◆ **TASK STATEMENT**
Excluding images, repeat the data exactly as given.

◆ **AVAILABLE DATA**
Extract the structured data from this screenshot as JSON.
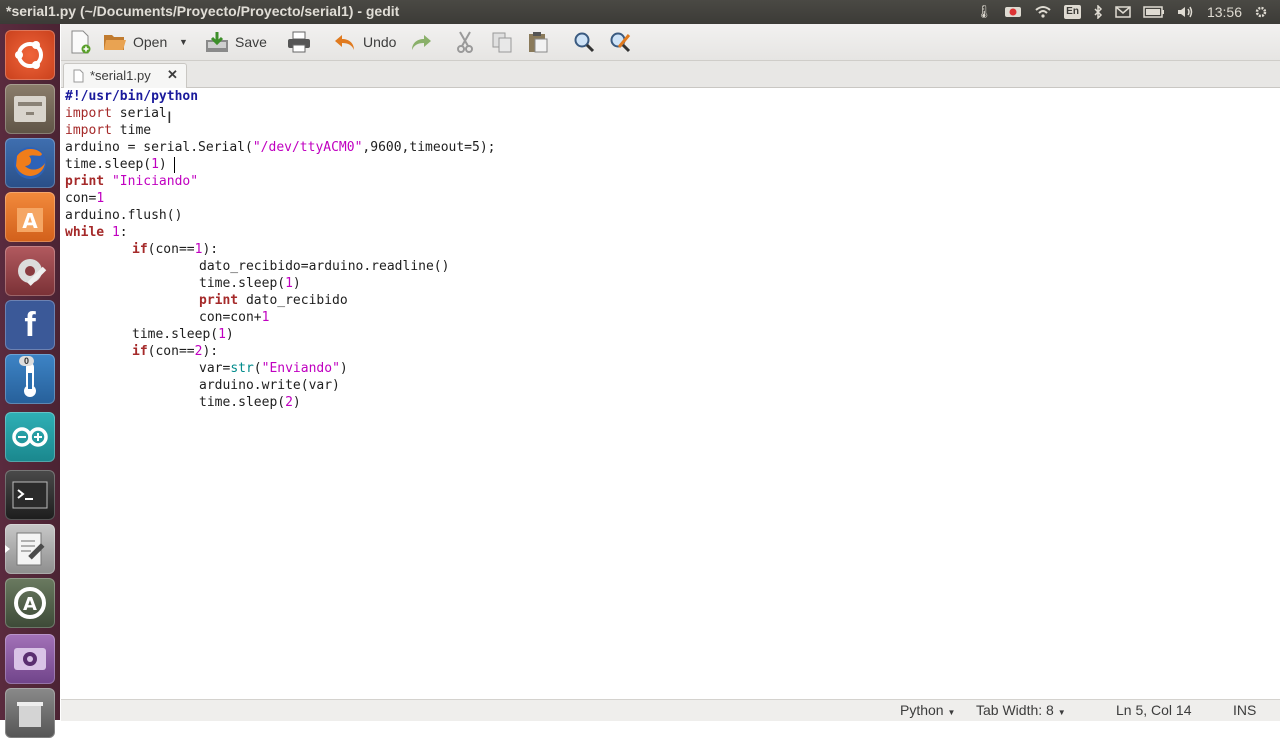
{
  "window": {
    "title": "*serial1.py (~/Documents/Proyecto/Proyecto/serial1) - gedit"
  },
  "topbar": {
    "clock": "13:56",
    "keyboard": "En"
  },
  "launcher": {
    "items": [
      {
        "name": "dash-home",
        "color": "#e1502b"
      },
      {
        "name": "files",
        "color": "#7d6f5f"
      },
      {
        "name": "firefox",
        "color": "#e66b1c"
      },
      {
        "name": "software-center",
        "color": "#e9782c"
      },
      {
        "name": "system-settings",
        "color": "#9b4a4f"
      },
      {
        "name": "facebook",
        "color": "#3b5998"
      },
      {
        "name": "thermometer",
        "color": "#3878b5"
      },
      {
        "name": "arduino",
        "color": "#2a9aa0"
      },
      {
        "name": "terminal",
        "color": "#2c2c2c"
      },
      {
        "name": "text-editor",
        "color": "#9a9a9a"
      },
      {
        "name": "software-updater",
        "color": "#4a5a45"
      },
      {
        "name": "webcam",
        "color": "#8a5aa0"
      },
      {
        "name": "trash",
        "color": "#6a6a6a"
      }
    ],
    "counter_badge": "0"
  },
  "toolbar": {
    "open_label": "Open",
    "save_label": "Save",
    "undo_label": "Undo"
  },
  "tab": {
    "label": "*serial1.py",
    "close": "✕"
  },
  "statusbar": {
    "language": "Python",
    "tab_width": "Tab Width: 8",
    "position": "Ln 5, Col 14",
    "mode": "INS"
  },
  "code": {
    "l1": "#!/usr/bin/python",
    "l2_kw": "import",
    "l2_rest": " serial",
    "l3_kw": "import",
    "l3_rest": " time",
    "l4_a": "arduino = serial.Serial(",
    "l4_s": "\"/dev/ttyACM0\"",
    "l4_b": ",9600,timeout=5);",
    "l5_a": "time.sleep(",
    "l5_n": "1",
    "l5_b": ")",
    "l6_kw": "print",
    "l6_s": " \"Iniciando\"",
    "l7_a": "con=",
    "l7_n": "1",
    "l8": "arduino.flush()",
    "l9_kw": "while",
    "l9_n": " 1",
    "l9_b": ":",
    "l10_kw": "if",
    "l10_a": "(con==",
    "l10_n": "1",
    "l10_b": "):",
    "l11": "dato_recibido=arduino.readline()",
    "l12_a": "time.sleep(",
    "l12_n": "1",
    "l12_b": ")",
    "l13_kw": "print",
    "l13_rest": " dato_recibido",
    "l14_a": "con=con+",
    "l14_n": "1",
    "l15_a": "time.sleep(",
    "l15_n": "1",
    "l15_b": ")",
    "l16_kw": "if",
    "l16_a": "(con==",
    "l16_n": "2",
    "l16_b": "):",
    "l17_a": "var=",
    "l17_bi": "str",
    "l17_b": "(",
    "l17_s": "\"Enviando\"",
    "l17_c": ")",
    "l18": "arduino.write(var)",
    "l19_a": "time.sleep(",
    "l19_n": "2",
    "l19_b": ")"
  }
}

◆ **ANSWER TO THE PROBLEM**
Extract the structured data from this screenshot as JSON.
{
  "window": {
    "title": "*serial1.py (~/Documents/Proyecto/Proyecto/serial1) - gedit"
  },
  "topbar": {
    "clock": "13:56",
    "keyboard": "En"
  },
  "launcher": {
    "items": [
      {
        "name": "dash-home",
        "color": "#e1502b"
      },
      {
        "name": "files",
        "color": "#7d6f5f"
      },
      {
        "name": "firefox",
        "color": "#e66b1c"
      },
      {
        "name": "software-center",
        "color": "#e9782c"
      },
      {
        "name": "system-settings",
        "color": "#9b4a4f"
      },
      {
        "name": "facebook",
        "color": "#3b5998"
      },
      {
        "name": "thermometer",
        "color": "#3878b5"
      },
      {
        "name": "arduino",
        "color": "#2a9aa0"
      },
      {
        "name": "terminal",
        "color": "#2c2c2c"
      },
      {
        "name": "text-editor",
        "color": "#9a9a9a"
      },
      {
        "name": "software-updater",
        "color": "#4a5a45"
      },
      {
        "name": "webcam",
        "color": "#8a5aa0"
      },
      {
        "name": "trash",
        "color": "#6a6a6a"
      }
    ],
    "counter_badge": "0"
  },
  "toolbar": {
    "open_label": "Open",
    "save_label": "Save",
    "undo_label": "Undo"
  },
  "tab": {
    "label": "*serial1.py",
    "close": "✕"
  },
  "statusbar": {
    "language": "Python",
    "tab_width": "Tab Width: 8",
    "position": "Ln 5, Col 14",
    "mode": "INS"
  },
  "code": {
    "l1": "#!/usr/bin/python",
    "l2_kw": "import",
    "l2_rest": " serial",
    "l3_kw": "import",
    "l3_rest": " time",
    "l4_a": "arduino = serial.Serial(",
    "l4_s": "\"/dev/ttyACM0\"",
    "l4_b": ",9600,timeout=5);",
    "l5_a": "time.sleep(",
    "l5_n": "1",
    "l5_b": ")",
    "l6_kw": "print",
    "l6_s": " \"Iniciando\"",
    "l7_a": "con=",
    "l7_n": "1",
    "l8": "arduino.flush()",
    "l9_kw": "while",
    "l9_n": " 1",
    "l9_b": ":",
    "l10_kw": "if",
    "l10_a": "(con==",
    "l10_n": "1",
    "l10_b": "):",
    "l11": "dato_recibido=arduino.readline()",
    "l12_a": "time.sleep(",
    "l12_n": "1",
    "l12_b": ")",
    "l13_kw": "print",
    "l13_rest": " dato_recibido",
    "l14_a": "con=con+",
    "l14_n": "1",
    "l15_a": "time.sleep(",
    "l15_n": "1",
    "l15_b": ")",
    "l16_kw": "if",
    "l16_a": "(con==",
    "l16_n": "2",
    "l16_b": "):",
    "l17_a": "var=",
    "l17_bi": "str",
    "l17_b": "(",
    "l17_s": "\"Enviando\"",
    "l17_c": ")",
    "l18": "arduino.write(var)",
    "l19_a": "time.sleep(",
    "l19_n": "2",
    "l19_b": ")"
  }
}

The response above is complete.